YOUR ASSIGNMENT >>
For the data below, say how many lines contain "false". Only the number should be given.

======== RECORDS SHOWN

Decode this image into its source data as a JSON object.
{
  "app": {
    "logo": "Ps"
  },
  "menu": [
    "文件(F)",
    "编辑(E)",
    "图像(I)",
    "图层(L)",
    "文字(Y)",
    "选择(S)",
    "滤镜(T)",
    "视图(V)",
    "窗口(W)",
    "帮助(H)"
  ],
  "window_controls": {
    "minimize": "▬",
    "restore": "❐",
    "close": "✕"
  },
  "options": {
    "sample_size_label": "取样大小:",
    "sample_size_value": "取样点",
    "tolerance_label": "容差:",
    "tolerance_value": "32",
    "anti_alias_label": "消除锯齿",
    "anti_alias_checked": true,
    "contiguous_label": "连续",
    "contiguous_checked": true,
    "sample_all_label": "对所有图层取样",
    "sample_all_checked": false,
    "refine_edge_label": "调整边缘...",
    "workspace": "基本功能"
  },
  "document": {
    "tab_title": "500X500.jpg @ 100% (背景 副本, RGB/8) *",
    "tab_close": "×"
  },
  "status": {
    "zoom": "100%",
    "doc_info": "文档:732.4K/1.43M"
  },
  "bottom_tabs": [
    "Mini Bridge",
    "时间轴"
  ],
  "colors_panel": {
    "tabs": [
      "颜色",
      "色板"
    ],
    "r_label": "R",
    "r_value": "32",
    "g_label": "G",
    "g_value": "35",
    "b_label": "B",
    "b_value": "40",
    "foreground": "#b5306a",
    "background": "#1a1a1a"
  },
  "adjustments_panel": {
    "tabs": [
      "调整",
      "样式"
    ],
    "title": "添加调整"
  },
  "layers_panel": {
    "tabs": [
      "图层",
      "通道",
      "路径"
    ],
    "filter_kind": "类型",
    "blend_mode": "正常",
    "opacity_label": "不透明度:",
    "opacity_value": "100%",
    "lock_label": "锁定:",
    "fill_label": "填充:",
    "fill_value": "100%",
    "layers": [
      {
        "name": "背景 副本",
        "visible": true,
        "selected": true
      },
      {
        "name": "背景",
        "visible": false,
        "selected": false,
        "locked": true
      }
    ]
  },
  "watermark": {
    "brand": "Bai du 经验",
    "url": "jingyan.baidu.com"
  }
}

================

EXERCISE ANSWER >>
3